RECORD SET Start Marker

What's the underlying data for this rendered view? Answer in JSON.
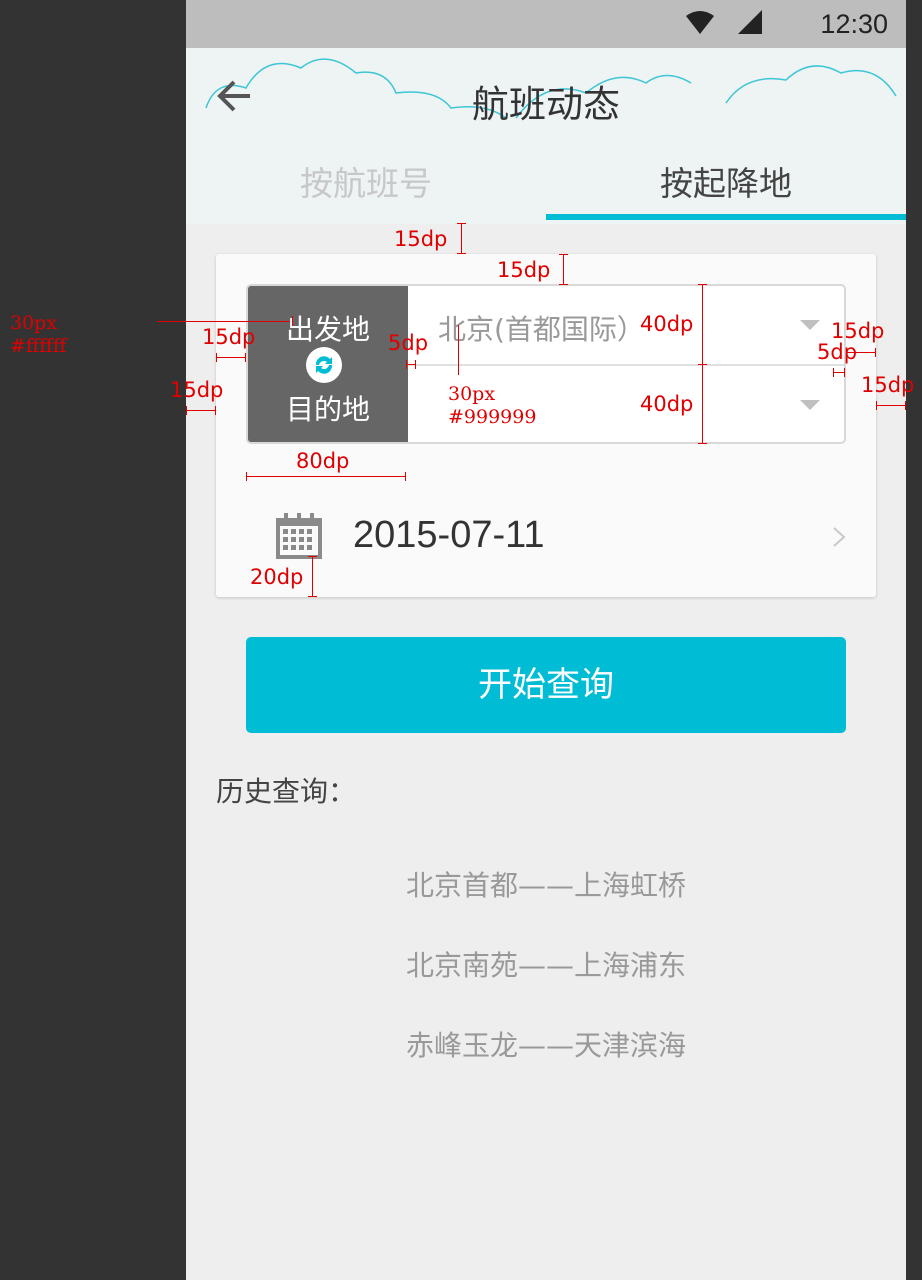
{
  "status_bar": {
    "time": "12:30"
  },
  "header": {
    "title": "航班动态"
  },
  "tabs": [
    {
      "label": "按航班号",
      "active": false
    },
    {
      "label": "按起降地",
      "active": true
    }
  ],
  "route": {
    "from_label": "出发地",
    "to_label": "目的地",
    "from_value": "北京(首都国际）",
    "to_value": ""
  },
  "date": {
    "value": "2015-07-11"
  },
  "search_button": {
    "label": "开始查询"
  },
  "history": {
    "title": "历史查询：",
    "items": [
      "北京首都——上海虹桥",
      "北京南苑——上海浦东",
      "赤峰玉龙——天津滨海"
    ]
  },
  "annotations": {
    "label_font": "30px",
    "label_color": "#ffffff",
    "value_font": "30px",
    "value_color": "#999999",
    "d15a": "15dp",
    "d15b": "15dp",
    "d15c": "15dp",
    "d15d": "15dp",
    "d15e": "15dp",
    "d5a": "5dp",
    "d5b": "5dp",
    "d40a": "40dp",
    "d40b": "40dp",
    "d80": "80dp",
    "d20": "20dp"
  },
  "colors": {
    "accent": "#00bcd4",
    "label_bg": "#666666",
    "status_bg": "#bdbdbd"
  }
}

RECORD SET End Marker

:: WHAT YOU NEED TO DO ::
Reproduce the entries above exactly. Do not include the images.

:: REPLY TO THE EXERCISE ::
What's the underlying data for this rendered view? Answer in JSON.
{
  "status_bar": {
    "time": "12:30"
  },
  "header": {
    "title": "航班动态"
  },
  "tabs": [
    {
      "label": "按航班号",
      "active": false
    },
    {
      "label": "按起降地",
      "active": true
    }
  ],
  "route": {
    "from_label": "出发地",
    "to_label": "目的地",
    "from_value": "北京(首都国际）",
    "to_value": ""
  },
  "date": {
    "value": "2015-07-11"
  },
  "search_button": {
    "label": "开始查询"
  },
  "history": {
    "title": "历史查询：",
    "items": [
      "北京首都——上海虹桥",
      "北京南苑——上海浦东",
      "赤峰玉龙——天津滨海"
    ]
  },
  "annotations": {
    "label_font": "30px",
    "label_color": "#ffffff",
    "value_font": "30px",
    "value_color": "#999999",
    "d15a": "15dp",
    "d15b": "15dp",
    "d15c": "15dp",
    "d15d": "15dp",
    "d15e": "15dp",
    "d5a": "5dp",
    "d5b": "5dp",
    "d40a": "40dp",
    "d40b": "40dp",
    "d80": "80dp",
    "d20": "20dp"
  },
  "colors": {
    "accent": "#00bcd4",
    "label_bg": "#666666",
    "status_bg": "#bdbdbd"
  }
}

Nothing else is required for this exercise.